**Work item**
In your reply, write out each entry exactly as given.

######

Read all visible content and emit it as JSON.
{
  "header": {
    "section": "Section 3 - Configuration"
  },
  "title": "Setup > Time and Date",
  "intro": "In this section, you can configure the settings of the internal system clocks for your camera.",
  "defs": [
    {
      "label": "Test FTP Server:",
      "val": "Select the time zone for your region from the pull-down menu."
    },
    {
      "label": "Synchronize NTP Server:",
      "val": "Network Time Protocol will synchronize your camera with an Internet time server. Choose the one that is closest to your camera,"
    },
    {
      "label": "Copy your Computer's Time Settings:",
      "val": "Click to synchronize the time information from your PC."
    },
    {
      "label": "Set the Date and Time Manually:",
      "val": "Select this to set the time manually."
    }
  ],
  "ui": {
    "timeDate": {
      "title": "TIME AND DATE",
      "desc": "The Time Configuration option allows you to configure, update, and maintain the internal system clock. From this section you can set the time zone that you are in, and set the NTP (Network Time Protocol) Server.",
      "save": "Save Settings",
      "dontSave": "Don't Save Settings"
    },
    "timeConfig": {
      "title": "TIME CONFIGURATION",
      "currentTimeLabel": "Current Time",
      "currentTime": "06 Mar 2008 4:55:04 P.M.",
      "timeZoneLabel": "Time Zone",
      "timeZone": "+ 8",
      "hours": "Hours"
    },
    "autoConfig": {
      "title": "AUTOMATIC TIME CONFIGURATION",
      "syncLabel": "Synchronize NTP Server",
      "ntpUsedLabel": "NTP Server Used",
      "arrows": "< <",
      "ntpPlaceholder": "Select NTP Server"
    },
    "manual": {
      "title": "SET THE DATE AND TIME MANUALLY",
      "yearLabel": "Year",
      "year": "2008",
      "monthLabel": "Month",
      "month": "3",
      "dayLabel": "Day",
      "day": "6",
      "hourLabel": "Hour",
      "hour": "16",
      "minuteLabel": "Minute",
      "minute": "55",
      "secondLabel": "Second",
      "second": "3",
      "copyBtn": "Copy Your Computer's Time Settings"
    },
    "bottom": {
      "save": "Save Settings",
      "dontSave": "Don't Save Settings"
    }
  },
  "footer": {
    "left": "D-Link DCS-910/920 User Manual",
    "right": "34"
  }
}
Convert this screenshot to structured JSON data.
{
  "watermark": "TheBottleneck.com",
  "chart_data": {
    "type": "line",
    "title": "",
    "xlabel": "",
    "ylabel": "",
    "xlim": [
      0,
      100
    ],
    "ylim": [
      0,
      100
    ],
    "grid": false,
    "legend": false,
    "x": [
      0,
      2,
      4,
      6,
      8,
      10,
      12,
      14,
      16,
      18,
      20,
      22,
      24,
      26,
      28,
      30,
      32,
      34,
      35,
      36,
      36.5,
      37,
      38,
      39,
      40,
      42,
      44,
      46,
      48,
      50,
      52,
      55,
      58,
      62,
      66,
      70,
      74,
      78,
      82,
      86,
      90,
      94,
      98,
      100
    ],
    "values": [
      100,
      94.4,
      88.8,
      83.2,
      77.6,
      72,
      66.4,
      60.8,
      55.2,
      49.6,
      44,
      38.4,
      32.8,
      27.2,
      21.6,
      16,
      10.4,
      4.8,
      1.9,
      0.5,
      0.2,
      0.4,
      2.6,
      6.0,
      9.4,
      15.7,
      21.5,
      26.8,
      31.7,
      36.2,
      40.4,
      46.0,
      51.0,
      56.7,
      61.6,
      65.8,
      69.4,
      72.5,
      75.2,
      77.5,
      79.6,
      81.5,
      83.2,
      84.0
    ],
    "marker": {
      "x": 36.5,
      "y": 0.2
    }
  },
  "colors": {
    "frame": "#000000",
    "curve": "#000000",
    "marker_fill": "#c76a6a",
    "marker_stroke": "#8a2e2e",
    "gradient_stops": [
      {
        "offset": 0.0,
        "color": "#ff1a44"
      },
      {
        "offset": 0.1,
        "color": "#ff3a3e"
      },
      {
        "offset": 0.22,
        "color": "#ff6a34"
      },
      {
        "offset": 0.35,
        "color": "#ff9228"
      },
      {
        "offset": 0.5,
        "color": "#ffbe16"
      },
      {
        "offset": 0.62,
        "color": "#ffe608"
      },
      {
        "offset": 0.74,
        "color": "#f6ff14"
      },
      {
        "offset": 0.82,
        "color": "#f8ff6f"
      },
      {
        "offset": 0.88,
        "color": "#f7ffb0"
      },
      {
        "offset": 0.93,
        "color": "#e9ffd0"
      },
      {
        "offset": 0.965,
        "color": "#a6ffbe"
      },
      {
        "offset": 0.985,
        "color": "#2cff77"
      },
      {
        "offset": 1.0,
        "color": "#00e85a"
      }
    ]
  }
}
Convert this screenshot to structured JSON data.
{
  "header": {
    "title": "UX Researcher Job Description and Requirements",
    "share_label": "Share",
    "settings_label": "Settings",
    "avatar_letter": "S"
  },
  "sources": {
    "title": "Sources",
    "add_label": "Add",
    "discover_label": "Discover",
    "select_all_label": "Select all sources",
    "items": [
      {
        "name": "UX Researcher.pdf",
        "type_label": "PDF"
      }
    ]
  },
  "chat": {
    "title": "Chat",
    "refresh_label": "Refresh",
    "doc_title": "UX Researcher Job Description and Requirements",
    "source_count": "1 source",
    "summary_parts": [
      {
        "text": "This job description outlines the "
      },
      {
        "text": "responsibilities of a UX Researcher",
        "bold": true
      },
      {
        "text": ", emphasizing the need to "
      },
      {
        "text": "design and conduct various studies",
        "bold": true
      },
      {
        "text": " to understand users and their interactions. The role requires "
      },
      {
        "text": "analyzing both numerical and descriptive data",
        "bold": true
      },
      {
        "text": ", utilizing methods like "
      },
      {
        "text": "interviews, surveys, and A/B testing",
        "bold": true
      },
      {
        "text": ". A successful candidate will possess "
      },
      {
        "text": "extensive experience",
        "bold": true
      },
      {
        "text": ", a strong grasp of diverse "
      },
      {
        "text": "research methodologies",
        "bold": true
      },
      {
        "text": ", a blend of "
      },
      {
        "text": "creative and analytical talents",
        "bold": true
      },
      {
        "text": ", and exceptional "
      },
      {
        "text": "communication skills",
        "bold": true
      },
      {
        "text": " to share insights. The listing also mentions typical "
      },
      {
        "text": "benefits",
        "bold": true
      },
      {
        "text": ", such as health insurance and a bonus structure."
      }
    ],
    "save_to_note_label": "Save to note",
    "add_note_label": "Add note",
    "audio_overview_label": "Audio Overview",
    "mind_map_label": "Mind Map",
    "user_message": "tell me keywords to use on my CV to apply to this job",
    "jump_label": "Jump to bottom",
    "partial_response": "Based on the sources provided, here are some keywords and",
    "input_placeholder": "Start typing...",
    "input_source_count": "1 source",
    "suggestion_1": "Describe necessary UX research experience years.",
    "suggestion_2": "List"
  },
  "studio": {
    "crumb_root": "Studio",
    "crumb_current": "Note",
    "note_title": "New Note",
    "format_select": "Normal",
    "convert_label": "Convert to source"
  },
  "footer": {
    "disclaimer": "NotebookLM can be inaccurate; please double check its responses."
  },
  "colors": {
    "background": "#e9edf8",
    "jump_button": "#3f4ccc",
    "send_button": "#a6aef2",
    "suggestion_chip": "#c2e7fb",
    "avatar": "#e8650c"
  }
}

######

**Solution**
Read all visible content and emit it as JSON.
{
  "header": {
    "section": "Section 3 - Configuration"
  },
  "title": "Setup > Time and Date",
  "intro": "In this section, you can configure the settings of the internal system clocks for your camera.",
  "defs": [
    {
      "label": "Test FTP Server:",
      "val": "Select the time zone for your region from the pull-down menu."
    },
    {
      "label": "Synchronize NTP Server:",
      "val": "Network Time Protocol will synchronize your camera with an Internet time server. Choose the one that is closest to your camera,"
    },
    {
      "label": "Copy your Computer's Time Settings:",
      "val": "Click to synchronize the time information from your PC."
    },
    {
      "label": "Set the Date and Time Manually:",
      "val": "Select this to set the time manually."
    }
  ],
  "ui": {
    "timeDate": {
      "title": "TIME AND DATE",
      "desc": "The Time Configuration option allows you to configure, update, and maintain the internal system clock. From this section you can set the time zone that you are in, and set the NTP (Network Time Protocol) Server.",
      "save": "Save Settings",
      "dontSave": "Don't Save Settings"
    },
    "timeConfig": {
      "title": "TIME CONFIGURATION",
      "currentTimeLabel": "Current Time",
      "currentTime": "06 Mar 2008 4:55:04 P.M.",
      "timeZoneLabel": "Time Zone",
      "timeZone": "+ 8",
      "hours": "Hours"
    },
    "autoConfig": {
      "title": "AUTOMATIC TIME CONFIGURATION",
      "syncLabel": "Synchronize NTP Server",
      "ntpUsedLabel": "NTP Server Used",
      "arrows": "< <",
      "ntpPlaceholder": "Select NTP Server"
    },
    "manual": {
      "title": "SET THE DATE AND TIME MANUALLY",
      "yearLabel": "Year",
      "year": "2008",
      "monthLabel": "Month",
      "month": "3",
      "dayLabel": "Day",
      "day": "6",
      "hourLabel": "Hour",
      "hour": "16",
      "minuteLabel": "Minute",
      "minute": "55",
      "secondLabel": "Second",
      "second": "3",
      "copyBtn": "Copy Your Computer's Time Settings"
    },
    "bottom": {
      "save": "Save Settings",
      "dontSave": "Don't Save Settings"
    }
  },
  "footer": {
    "left": "D-Link DCS-910/920 User Manual",
    "right": "34"
  }
}
Convert this screenshot to structured JSON data.
{
  "watermark": "TheBottleneck.com",
  "chart_data": {
    "type": "line",
    "title": "",
    "xlabel": "",
    "ylabel": "",
    "xlim": [
      0,
      100
    ],
    "ylim": [
      0,
      100
    ],
    "grid": false,
    "legend": false,
    "x": [
      0,
      2,
      4,
      6,
      8,
      10,
      12,
      14,
      16,
      18,
      20,
      22,
      24,
      26,
      28,
      30,
      32,
      34,
      35,
      36,
      36.5,
      37,
      38,
      39,
      40,
      42,
      44,
      46,
      48,
      50,
      52,
      55,
      58,
      62,
      66,
      70,
      74,
      78,
      82,
      86,
      90,
      94,
      98,
      100
    ],
    "values": [
      100,
      94.4,
      88.8,
      83.2,
      77.6,
      72,
      66.4,
      60.8,
      55.2,
      49.6,
      44,
      38.4,
      32.8,
      27.2,
      21.6,
      16,
      10.4,
      4.8,
      1.9,
      0.5,
      0.2,
      0.4,
      2.6,
      6.0,
      9.4,
      15.7,
      21.5,
      26.8,
      31.7,
      36.2,
      40.4,
      46.0,
      51.0,
      56.7,
      61.6,
      65.8,
      69.4,
      72.5,
      75.2,
      77.5,
      79.6,
      81.5,
      83.2,
      84.0
    ],
    "marker": {
      "x": 36.5,
      "y": 0.2
    }
  },
  "colors": {
    "frame": "#000000",
    "curve": "#000000",
    "marker_fill": "#c76a6a",
    "marker_stroke": "#8a2e2e",
    "gradient_stops": [
      {
        "offset": 0.0,
        "color": "#ff1a44"
      },
      {
        "offset": 0.1,
        "color": "#ff3a3e"
      },
      {
        "offset": 0.22,
        "color": "#ff6a34"
      },
      {
        "offset": 0.35,
        "color": "#ff9228"
      },
      {
        "offset": 0.5,
        "color": "#ffbe16"
      },
      {
        "offset": 0.62,
        "color": "#ffe608"
      },
      {
        "offset": 0.74,
        "color": "#f6ff14"
      },
      {
        "offset": 0.82,
        "color": "#f8ff6f"
      },
      {
        "offset": 0.88,
        "color": "#f7ffb0"
      },
      {
        "offset": 0.93,
        "color": "#e9ffd0"
      },
      {
        "offset": 0.965,
        "color": "#a6ffbe"
      },
      {
        "offset": 0.985,
        "color": "#2cff77"
      },
      {
        "offset": 1.0,
        "color": "#00e85a"
      }
    ]
  }
}
Convert this screenshot to structured JSON data.
{
  "header": {
    "title": "UX Researcher Job Description and Requirements",
    "share_label": "Share",
    "settings_label": "Settings",
    "avatar_letter": "S"
  },
  "sources": {
    "title": "Sources",
    "add_label": "Add",
    "discover_label": "Discover",
    "select_all_label": "Select all sources",
    "items": [
      {
        "name": "UX Researcher.pdf",
        "type_label": "PDF"
      }
    ]
  },
  "chat": {
    "title": "Chat",
    "refresh_label": "Refresh",
    "doc_title": "UX Researcher Job Description and Requirements",
    "source_count": "1 source",
    "summary_parts": [
      {
        "text": "This job description outlines the "
      },
      {
        "text": "responsibilities of a UX Researcher",
        "bold": true
      },
      {
        "text": ", emphasizing the need to "
      },
      {
        "text": "design and conduct various studies",
        "bold": true
      },
      {
        "text": " to understand users and their interactions. The role requires "
      },
      {
        "text": "analyzing both numerical and descriptive data",
        "bold": true
      },
      {
        "text": ", utilizing methods like "
      },
      {
        "text": "interviews, surveys, and A/B testing",
        "bold": true
      },
      {
        "text": ". A successful candidate will possess "
      },
      {
        "text": "extensive experience",
        "bold": true
      },
      {
        "text": ", a strong grasp of diverse "
      },
      {
        "text": "research methodologies",
        "bold": true
      },
      {
        "text": ", a blend of "
      },
      {
        "text": "creative and analytical talents",
        "bold": true
      },
      {
        "text": ", and exceptional "
      },
      {
        "text": "communication skills",
        "bold": true
      },
      {
        "text": " to share insights. The listing also mentions typical "
      },
      {
        "text": "benefits",
        "bold": true
      },
      {
        "text": ", such as health insurance and a bonus structure."
      }
    ],
    "save_to_note_label": "Save to note",
    "add_note_label": "Add note",
    "audio_overview_label": "Audio Overview",
    "mind_map_label": "Mind Map",
    "user_message": "tell me keywords to use on my CV to apply to this job",
    "jump_label": "Jump to bottom",
    "partial_response": "Based on the sources provided, here are some keywords and",
    "input_placeholder": "Start typing...",
    "input_source_count": "1 source",
    "suggestion_1": "Describe necessary UX research experience years.",
    "suggestion_2": "List"
  },
  "studio": {
    "crumb_root": "Studio",
    "crumb_current": "Note",
    "note_title": "New Note",
    "format_select": "Normal",
    "convert_label": "Convert to source"
  },
  "footer": {
    "disclaimer": "NotebookLM can be inaccurate; please double check its responses."
  },
  "colors": {
    "background": "#e9edf8",
    "jump_button": "#3f4ccc",
    "send_button": "#a6aef2",
    "suggestion_chip": "#c2e7fb",
    "avatar": "#e8650c"
  }
}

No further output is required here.